The solar eclipse of August 21, 1914, seen from 66 degrees north, in the town of Sandnessjøen, in Northern Norway. Solar eclipses are always cool, and this is especially interesting to me because the center of this eclipse, the point at which the Moon most completely obscured the Sun, passed over my hometown one hundred years ago. The German scientist Adolf Miethe took a huge risk traveling to Norway to build an observatorium specifically for this astronomical event. If the day had been overcast, all would have been for nought.
Many astronomers were interested in observing this event, but the outbreak of war prevented many of them. Luckily for Miethe and his team, he got to observe the event even as his country went to war. Three of his fellow expedition members had to return back home for military duty.
Miethe is an interesting character, having co-invented both an early photographic flash and a process of color photography.
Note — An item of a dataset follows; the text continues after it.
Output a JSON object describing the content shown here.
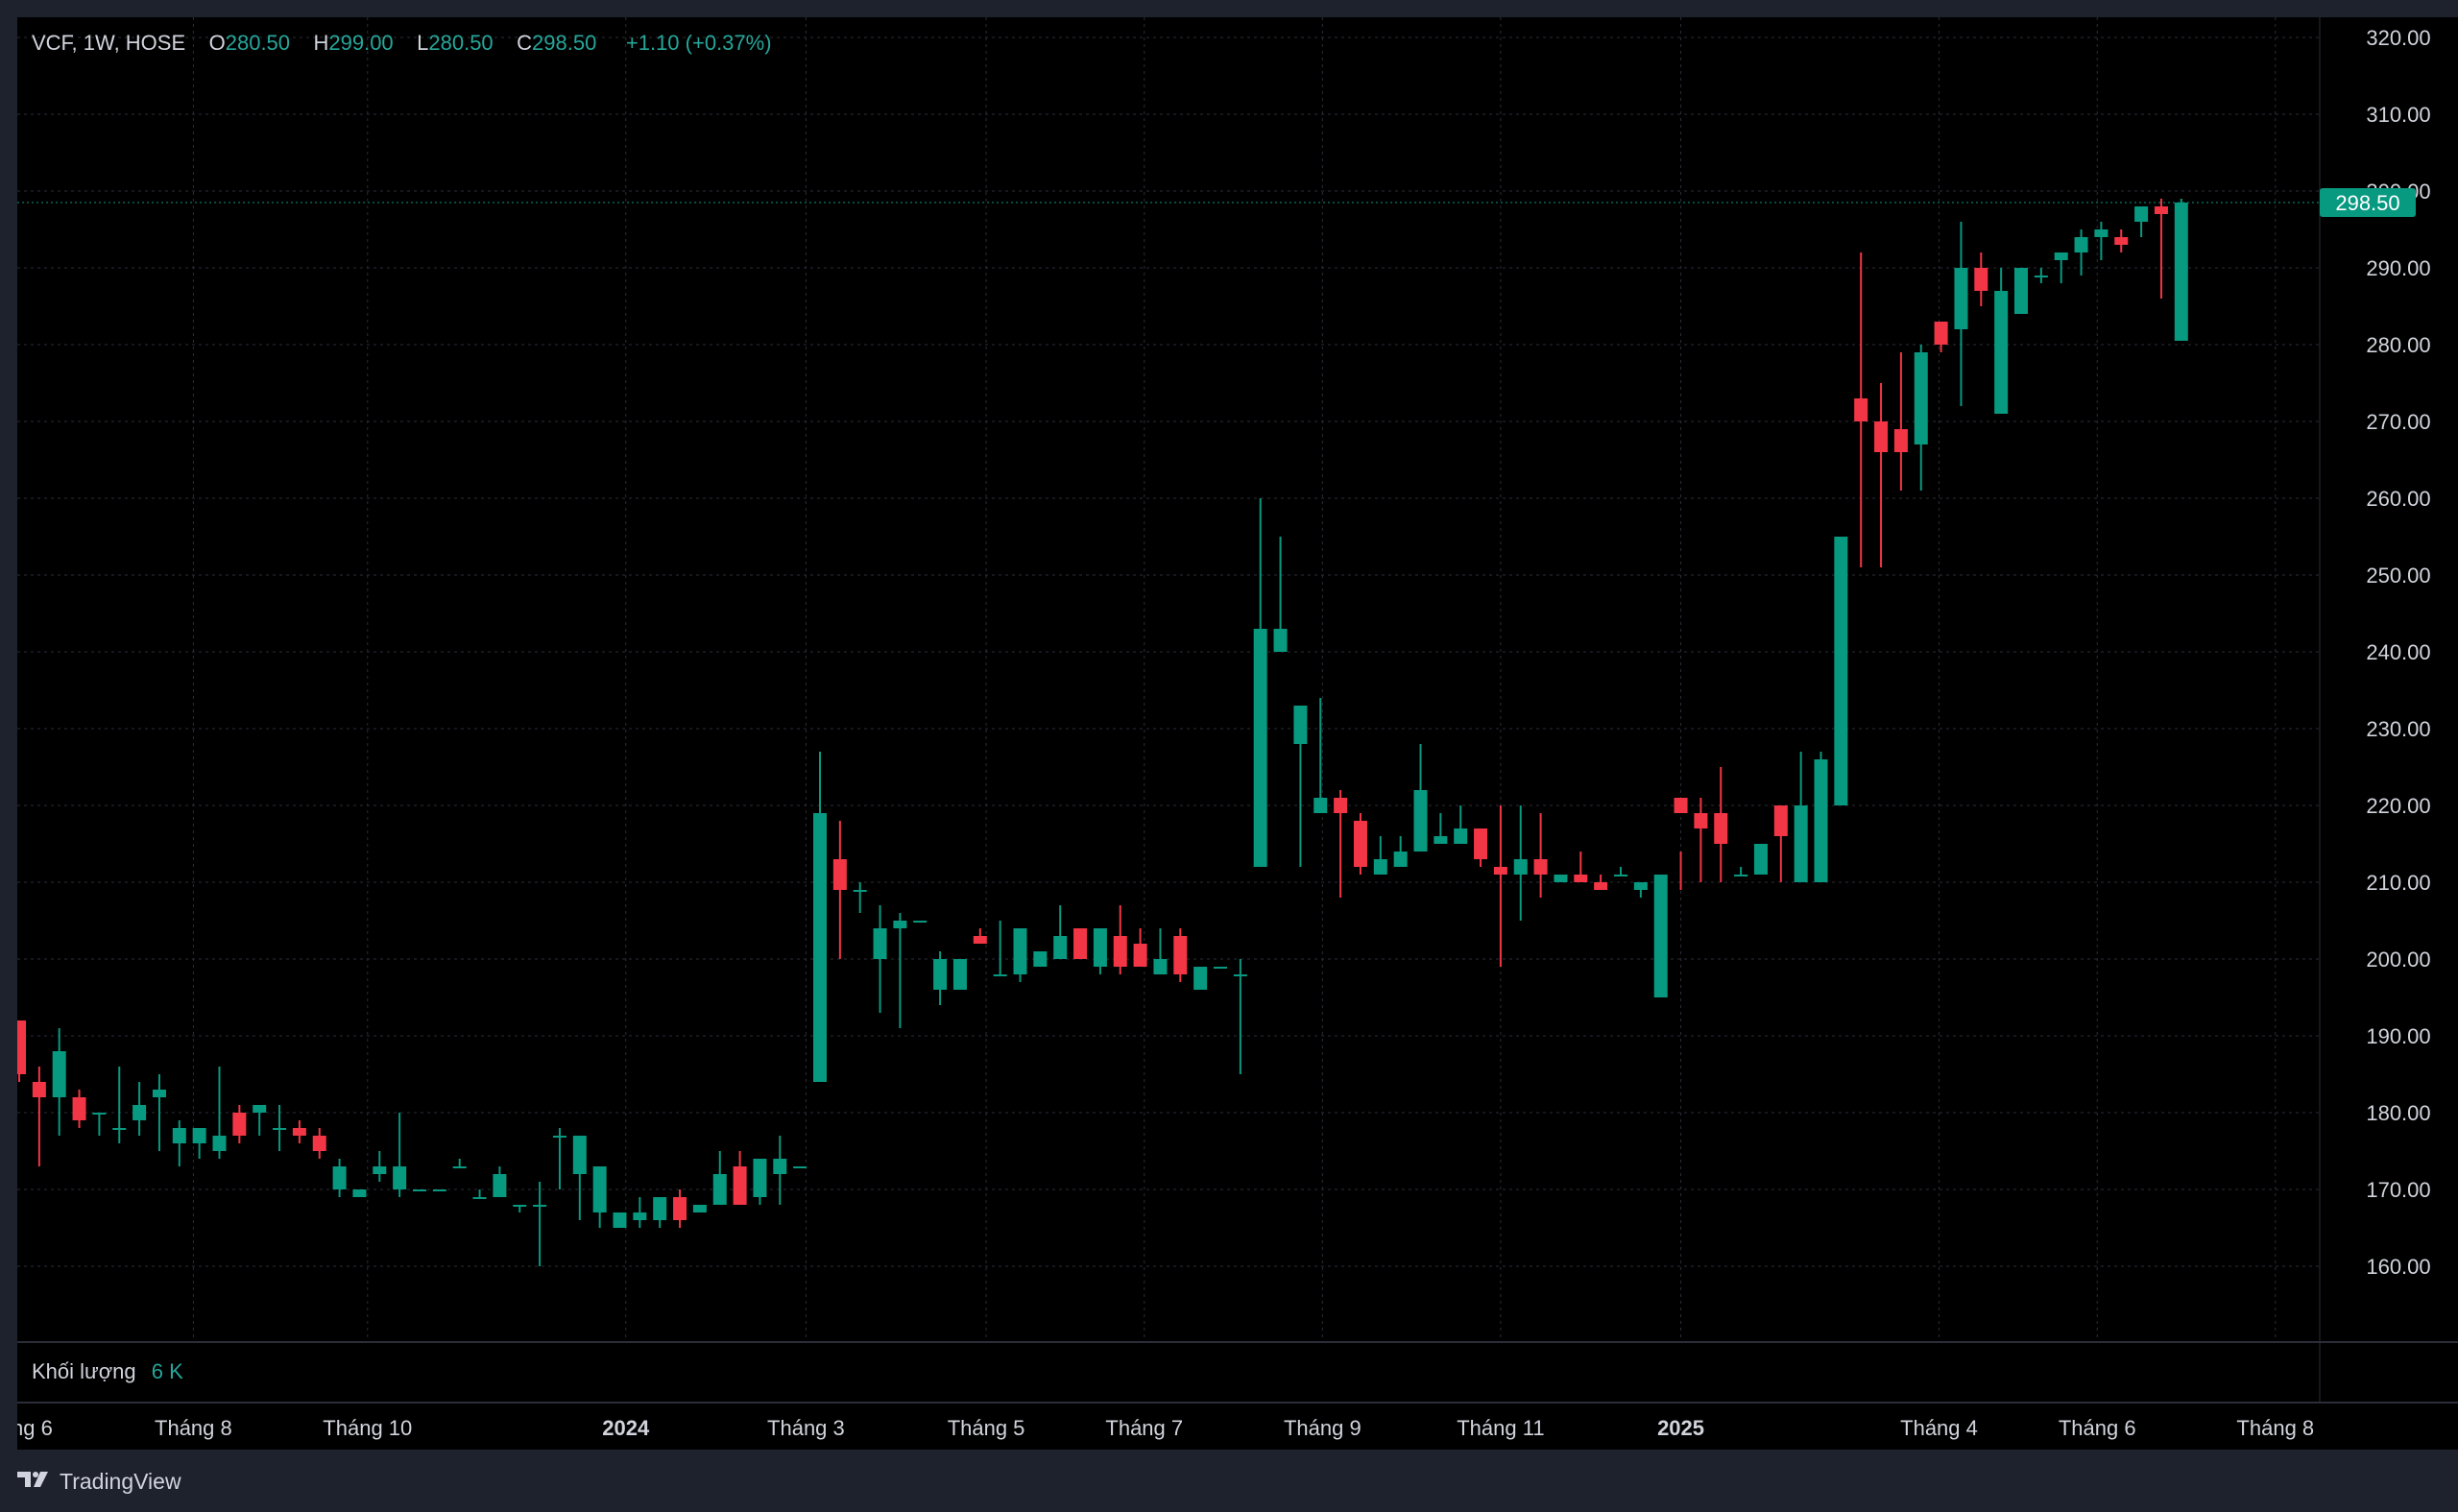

Observations of solar eclipses later helped confirm Einstein’s theory of relativity, as one of his predictions, the existence of gravitational lensing, could be seen.
The locals, however, were reportedly unimpressed by the eclipse, having expected it to be darker. Oh, well.